(click the title for the article - with links)
by David Link
Posted on June 18, 2009
Barack Obama is adding a coda to Mario Cuomo’s observation that people campaign in poetry but govern in prose: based on his press conference yesterday, when it comes to gay rights, even prose is failing him. On our issues, he is governing in grunts.
There is no better illustration of how badly the toxic residue of anti-gay prejudice distorts ordinary politics than Obama’s flailing on the simple and fundamental issue of the inequality that federal law demands for those who are homosexual. And that is a point that cannot be overemphasized: DOMA and DADT are federal laws that explicitly require the government to discriminate based on a person's sexual orientation. Discrimination is the considered policy of the U.S. government when it comes to lesbians and gay men.
To be fair, we share part of the blame for the President's dilemma. Some of our leaders led him to believe that gestures toward equality would do. But since Obama was elected, four states have recognized full marriage equality, three of them by legislative action.
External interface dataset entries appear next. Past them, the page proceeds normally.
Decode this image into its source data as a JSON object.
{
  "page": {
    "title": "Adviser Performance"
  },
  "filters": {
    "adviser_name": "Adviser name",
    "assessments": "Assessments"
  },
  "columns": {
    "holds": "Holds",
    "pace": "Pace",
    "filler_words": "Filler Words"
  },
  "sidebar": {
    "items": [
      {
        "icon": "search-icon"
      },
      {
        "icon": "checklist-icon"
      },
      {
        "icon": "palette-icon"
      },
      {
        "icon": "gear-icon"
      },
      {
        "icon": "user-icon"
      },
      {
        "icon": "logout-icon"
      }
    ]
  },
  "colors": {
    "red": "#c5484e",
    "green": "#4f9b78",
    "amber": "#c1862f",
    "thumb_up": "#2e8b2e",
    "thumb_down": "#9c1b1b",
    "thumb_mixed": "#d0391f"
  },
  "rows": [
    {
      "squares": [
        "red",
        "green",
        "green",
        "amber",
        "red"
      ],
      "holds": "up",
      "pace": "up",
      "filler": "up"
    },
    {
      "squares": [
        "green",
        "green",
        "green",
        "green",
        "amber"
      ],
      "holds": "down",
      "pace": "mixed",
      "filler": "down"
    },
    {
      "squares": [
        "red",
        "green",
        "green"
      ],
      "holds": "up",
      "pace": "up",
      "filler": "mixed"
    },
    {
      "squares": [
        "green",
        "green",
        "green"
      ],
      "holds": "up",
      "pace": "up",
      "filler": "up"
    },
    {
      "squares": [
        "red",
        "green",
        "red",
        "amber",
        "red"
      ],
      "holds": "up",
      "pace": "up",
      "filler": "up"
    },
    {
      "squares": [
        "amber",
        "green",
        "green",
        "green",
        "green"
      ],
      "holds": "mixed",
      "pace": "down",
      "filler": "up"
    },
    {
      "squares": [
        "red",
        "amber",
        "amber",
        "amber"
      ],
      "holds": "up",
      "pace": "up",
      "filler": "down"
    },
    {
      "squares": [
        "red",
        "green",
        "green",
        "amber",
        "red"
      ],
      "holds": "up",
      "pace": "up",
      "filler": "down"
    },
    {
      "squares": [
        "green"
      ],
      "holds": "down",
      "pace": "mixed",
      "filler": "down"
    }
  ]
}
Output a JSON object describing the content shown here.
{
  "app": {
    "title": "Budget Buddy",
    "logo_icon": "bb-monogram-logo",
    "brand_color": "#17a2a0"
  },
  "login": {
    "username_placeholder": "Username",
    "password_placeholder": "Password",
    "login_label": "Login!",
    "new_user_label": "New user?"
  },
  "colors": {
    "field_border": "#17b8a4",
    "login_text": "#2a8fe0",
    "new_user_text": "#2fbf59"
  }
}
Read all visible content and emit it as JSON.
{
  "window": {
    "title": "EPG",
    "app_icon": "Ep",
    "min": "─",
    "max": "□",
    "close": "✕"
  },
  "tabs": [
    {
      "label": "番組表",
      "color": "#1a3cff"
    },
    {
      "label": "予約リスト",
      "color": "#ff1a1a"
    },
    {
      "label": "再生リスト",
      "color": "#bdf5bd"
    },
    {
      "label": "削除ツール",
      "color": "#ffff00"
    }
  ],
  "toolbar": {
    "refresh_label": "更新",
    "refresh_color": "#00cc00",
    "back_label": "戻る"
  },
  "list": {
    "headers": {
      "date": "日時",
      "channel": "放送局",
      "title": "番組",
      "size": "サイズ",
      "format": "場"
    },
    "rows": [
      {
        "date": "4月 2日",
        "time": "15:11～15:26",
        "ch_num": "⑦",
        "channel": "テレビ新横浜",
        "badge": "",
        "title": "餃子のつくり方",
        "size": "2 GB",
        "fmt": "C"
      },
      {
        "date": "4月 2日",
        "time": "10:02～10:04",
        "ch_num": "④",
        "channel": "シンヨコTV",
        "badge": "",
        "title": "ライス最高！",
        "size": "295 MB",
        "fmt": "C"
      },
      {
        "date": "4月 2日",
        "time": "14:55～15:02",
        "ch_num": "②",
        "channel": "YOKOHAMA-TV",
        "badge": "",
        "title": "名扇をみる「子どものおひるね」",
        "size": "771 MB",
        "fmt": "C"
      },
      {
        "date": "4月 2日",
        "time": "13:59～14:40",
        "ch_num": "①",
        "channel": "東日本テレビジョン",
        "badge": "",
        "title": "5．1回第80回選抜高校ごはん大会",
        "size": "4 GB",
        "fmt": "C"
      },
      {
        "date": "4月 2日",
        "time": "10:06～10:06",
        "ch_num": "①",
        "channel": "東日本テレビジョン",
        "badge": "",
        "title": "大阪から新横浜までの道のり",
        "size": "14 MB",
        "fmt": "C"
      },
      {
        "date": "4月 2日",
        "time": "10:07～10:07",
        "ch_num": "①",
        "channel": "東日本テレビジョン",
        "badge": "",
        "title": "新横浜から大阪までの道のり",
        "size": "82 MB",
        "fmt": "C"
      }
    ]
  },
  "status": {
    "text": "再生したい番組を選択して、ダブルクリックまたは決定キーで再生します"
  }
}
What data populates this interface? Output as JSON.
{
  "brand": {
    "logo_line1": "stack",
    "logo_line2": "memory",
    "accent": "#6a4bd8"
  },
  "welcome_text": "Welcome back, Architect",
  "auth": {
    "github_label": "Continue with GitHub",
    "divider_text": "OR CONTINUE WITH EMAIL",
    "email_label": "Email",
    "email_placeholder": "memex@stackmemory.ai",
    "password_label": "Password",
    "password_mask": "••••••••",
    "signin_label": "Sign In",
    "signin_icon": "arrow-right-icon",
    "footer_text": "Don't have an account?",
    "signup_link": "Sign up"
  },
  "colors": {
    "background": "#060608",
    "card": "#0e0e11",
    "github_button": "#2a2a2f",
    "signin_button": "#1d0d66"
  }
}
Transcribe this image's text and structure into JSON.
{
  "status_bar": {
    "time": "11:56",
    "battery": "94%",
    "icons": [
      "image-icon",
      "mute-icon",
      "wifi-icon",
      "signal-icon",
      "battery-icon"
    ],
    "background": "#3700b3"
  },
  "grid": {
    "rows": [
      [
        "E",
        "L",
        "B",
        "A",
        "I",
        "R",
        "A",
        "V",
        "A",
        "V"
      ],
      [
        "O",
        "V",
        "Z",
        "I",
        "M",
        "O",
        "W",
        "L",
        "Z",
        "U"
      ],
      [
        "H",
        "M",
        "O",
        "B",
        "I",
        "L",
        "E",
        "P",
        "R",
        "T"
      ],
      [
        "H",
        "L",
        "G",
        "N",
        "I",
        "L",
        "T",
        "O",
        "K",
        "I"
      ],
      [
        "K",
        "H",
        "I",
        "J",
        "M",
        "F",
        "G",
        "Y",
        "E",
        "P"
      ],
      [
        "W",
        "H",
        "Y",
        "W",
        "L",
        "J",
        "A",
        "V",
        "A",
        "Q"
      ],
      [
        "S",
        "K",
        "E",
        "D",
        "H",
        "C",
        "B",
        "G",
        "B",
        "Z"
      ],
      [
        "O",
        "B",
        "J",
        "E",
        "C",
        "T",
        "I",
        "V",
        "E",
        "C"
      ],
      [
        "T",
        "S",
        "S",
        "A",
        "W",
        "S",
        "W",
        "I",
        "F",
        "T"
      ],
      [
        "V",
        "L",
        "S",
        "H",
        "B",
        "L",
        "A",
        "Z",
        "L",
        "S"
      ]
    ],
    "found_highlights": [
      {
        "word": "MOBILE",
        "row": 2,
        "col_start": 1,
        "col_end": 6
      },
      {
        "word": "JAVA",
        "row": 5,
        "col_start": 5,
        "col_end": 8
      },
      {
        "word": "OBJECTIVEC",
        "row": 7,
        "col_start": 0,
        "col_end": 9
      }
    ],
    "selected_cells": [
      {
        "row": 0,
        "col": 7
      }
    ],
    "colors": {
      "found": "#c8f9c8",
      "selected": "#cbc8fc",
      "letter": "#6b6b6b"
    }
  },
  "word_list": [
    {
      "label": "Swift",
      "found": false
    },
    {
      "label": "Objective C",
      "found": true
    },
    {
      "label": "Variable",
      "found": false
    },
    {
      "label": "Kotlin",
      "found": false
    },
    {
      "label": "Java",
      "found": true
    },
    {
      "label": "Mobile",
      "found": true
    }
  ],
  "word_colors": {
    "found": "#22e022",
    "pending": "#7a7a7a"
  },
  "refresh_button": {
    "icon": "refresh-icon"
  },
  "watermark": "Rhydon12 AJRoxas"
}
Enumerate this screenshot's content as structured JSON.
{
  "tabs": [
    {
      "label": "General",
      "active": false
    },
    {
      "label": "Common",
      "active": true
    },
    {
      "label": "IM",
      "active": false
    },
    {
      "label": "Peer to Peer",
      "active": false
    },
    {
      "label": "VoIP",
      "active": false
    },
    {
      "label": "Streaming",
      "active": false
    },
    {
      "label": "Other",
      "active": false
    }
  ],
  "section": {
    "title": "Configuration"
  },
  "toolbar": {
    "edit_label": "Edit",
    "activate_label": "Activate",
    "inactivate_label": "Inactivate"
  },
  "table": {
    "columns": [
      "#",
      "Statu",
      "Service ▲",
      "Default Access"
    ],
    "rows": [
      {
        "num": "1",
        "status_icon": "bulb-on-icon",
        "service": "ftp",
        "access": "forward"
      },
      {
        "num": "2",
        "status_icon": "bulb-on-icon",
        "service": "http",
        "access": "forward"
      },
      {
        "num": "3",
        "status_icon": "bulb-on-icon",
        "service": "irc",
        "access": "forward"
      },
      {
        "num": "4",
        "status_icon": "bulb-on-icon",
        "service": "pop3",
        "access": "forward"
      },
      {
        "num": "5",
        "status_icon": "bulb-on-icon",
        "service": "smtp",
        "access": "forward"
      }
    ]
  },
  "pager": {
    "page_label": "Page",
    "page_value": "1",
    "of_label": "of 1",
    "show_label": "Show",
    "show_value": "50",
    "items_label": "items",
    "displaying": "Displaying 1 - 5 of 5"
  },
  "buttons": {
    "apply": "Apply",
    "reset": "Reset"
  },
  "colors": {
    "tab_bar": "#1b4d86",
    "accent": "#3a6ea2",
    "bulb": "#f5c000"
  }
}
On the other side of the ledger, the government has discharged one of its most articulate and talented Arabic translators, Lt. Dan Choi, because he has been honest about being gay -- at the same time that 69% of Americans say they do not support the policy under which he was fired. That is, in large part why the weak tea the President offered yesterday looked so much like weak tea.
What he did is satisfying enough, if you’re among the 2% of American workers who are federal employees, and also among the 3% or so of them who are homosexual, and also among the unknown percent of them who have a committed partner. I’m not a mathematician, but I believe the overlap of these three circles in a Venn Diagram would be quite small. I know I’m immediately disqualified because I’m in the 98% of workers who isn't a federal employee.
But the scattershot benefits that are now available to that infinitesimal percentage of Americans exclude the one that makes the biggest daily difference in people’s lives: health insurance. This is not just the dominant benefit in most people’s employment, it comprises, by itself, between 6.9% and 8.1% of total compensation.
But the President’s compelled performance was matched by those in our community who had to grit their teeth and act as if they were grateful. Rea Carey, Executive Director of the National Gay and Lesbian Task Force did everything but blink out S.O.S. with her eyelids in supporting the memo.
And, let’s be honest, none of this would have happened (at least not now) but for the DNC fundraiser that continues to fall apart because the President’s DOJ filed its “squalid” brief (in Dale Carpenter’s perfect description) in the Smelt case – the very non-pink elephant in the room the President declined to mention.
Despite all this, it is depressing to have to acknowledge the Democrats remain better on gay issues than Republicans. But when even the Democrats are still acting with the skittishness of 1994, it’s hard to distinguish the two.
At the very least, I wouldn’t want to give the DNC the $1000 entrance fee to their fundraiser. At best, I think that all we’ve gotten from them is about $57 worth of equality.